This market is hopefully going to make deal-hunters realize that “what the dealer paid for the car, minus all the incentives and rebates the dealer can claim on the car” is not, and has never been, the default starting point for good-faith negotiations.
All the people that say “I’ll never buy/lease without at least an X % dealer discount” are just literally being ghosted by the dealers.
Especially on a lease: the total sum of your payments, compared to the total sum of payments from competing sellers on competitive cars, are all you need to shop a fair deal relative to the market. Always has been true.
Tools to help calculate the dealer’s bottom-line are not less accurate in this market, they’re just less helpful than they’ve ever been.
I’m not even talking about imaginary discounts, when prices are deliberately overstated and then, as it were, they make a discount and the person pays the full amount, as planned. Discounts completely shut down critical thinking.

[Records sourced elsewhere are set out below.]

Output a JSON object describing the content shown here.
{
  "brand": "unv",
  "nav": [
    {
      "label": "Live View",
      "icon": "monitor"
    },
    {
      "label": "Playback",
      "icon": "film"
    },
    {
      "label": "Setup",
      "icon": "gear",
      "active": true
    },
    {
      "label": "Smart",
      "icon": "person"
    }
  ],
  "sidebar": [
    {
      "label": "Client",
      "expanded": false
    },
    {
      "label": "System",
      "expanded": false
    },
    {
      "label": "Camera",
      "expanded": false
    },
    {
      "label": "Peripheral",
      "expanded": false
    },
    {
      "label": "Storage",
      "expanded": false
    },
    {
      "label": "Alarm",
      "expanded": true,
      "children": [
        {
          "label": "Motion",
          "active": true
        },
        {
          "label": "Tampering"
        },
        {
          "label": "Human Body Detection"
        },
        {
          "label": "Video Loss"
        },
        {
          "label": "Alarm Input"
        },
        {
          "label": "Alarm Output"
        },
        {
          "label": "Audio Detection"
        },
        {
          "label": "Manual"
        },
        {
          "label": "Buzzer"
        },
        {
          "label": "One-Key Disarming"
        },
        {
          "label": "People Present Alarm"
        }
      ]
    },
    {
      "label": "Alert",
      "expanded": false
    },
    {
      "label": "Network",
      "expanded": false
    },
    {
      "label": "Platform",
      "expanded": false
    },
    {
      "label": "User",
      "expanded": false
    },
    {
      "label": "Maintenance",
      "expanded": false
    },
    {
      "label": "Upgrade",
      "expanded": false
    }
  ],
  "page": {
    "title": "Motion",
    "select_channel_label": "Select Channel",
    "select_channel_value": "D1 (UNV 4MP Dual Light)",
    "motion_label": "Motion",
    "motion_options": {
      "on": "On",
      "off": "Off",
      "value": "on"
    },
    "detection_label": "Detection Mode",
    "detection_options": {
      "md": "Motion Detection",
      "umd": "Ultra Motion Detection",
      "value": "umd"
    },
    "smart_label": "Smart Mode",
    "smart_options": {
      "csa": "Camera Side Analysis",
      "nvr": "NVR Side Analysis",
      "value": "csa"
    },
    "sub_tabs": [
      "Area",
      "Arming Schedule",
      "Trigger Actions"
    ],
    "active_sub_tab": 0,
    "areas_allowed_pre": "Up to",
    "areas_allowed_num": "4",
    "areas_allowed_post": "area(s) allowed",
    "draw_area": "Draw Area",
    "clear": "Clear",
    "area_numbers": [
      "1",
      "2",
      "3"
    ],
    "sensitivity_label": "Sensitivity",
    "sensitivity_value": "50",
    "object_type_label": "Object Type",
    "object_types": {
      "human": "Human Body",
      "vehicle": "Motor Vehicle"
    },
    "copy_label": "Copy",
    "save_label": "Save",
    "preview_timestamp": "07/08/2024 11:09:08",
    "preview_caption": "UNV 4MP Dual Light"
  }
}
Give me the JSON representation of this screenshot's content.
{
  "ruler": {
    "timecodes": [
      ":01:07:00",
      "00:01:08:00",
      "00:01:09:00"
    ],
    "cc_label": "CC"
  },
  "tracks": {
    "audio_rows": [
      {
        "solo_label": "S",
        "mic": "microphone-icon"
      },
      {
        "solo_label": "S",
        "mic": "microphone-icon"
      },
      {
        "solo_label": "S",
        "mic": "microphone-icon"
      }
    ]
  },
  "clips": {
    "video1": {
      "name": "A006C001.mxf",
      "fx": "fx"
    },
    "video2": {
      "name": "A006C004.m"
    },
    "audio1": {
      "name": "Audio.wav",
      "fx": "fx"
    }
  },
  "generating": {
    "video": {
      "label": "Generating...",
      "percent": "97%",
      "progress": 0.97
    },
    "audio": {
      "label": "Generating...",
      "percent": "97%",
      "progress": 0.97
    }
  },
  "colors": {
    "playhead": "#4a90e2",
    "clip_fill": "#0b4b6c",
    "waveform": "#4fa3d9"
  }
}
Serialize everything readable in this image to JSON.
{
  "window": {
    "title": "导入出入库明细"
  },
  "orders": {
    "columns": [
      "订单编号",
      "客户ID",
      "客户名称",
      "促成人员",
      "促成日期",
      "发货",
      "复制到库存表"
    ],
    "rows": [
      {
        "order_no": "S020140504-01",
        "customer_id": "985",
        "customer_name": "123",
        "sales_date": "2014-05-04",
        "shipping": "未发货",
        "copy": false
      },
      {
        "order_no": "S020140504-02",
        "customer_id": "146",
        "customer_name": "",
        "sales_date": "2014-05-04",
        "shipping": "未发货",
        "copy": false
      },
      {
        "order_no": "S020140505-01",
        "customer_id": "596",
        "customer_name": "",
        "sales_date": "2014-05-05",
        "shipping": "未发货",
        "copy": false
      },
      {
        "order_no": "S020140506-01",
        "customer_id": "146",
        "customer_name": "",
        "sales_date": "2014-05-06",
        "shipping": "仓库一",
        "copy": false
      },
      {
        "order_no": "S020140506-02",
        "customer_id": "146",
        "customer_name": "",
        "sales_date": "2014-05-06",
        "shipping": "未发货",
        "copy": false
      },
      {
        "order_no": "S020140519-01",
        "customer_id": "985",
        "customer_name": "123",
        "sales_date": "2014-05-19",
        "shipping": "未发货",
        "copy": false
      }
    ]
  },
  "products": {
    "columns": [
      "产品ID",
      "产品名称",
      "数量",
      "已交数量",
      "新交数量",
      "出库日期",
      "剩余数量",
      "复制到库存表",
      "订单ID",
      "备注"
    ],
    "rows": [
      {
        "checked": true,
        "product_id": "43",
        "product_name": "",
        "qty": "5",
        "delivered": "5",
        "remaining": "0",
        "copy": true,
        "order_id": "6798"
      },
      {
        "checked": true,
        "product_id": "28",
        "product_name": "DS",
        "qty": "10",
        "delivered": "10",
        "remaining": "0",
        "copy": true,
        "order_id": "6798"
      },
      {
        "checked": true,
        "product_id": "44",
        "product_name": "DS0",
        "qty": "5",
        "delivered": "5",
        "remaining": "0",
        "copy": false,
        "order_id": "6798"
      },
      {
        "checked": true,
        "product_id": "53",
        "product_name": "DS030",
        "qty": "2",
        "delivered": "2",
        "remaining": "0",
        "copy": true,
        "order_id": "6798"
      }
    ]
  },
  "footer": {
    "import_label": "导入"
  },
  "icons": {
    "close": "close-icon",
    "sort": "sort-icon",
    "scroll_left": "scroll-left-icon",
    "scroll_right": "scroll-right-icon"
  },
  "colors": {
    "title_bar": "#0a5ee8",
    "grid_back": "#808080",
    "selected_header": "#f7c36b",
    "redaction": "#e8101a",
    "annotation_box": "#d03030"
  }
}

Agreed - benchmarking what dealer discounts based on what we see across the market, with a sprinkle of good timing, in some cases, is the way to go. I have never found ‘invoice’ to be useful when doing my own negotiations.
As to the article, scarcity, whether real or perceived, when hyped up by media coverage, drives people to do foolish things. The gas pipeline hack was a good example…or the runs on meat during the covid lockdown etc.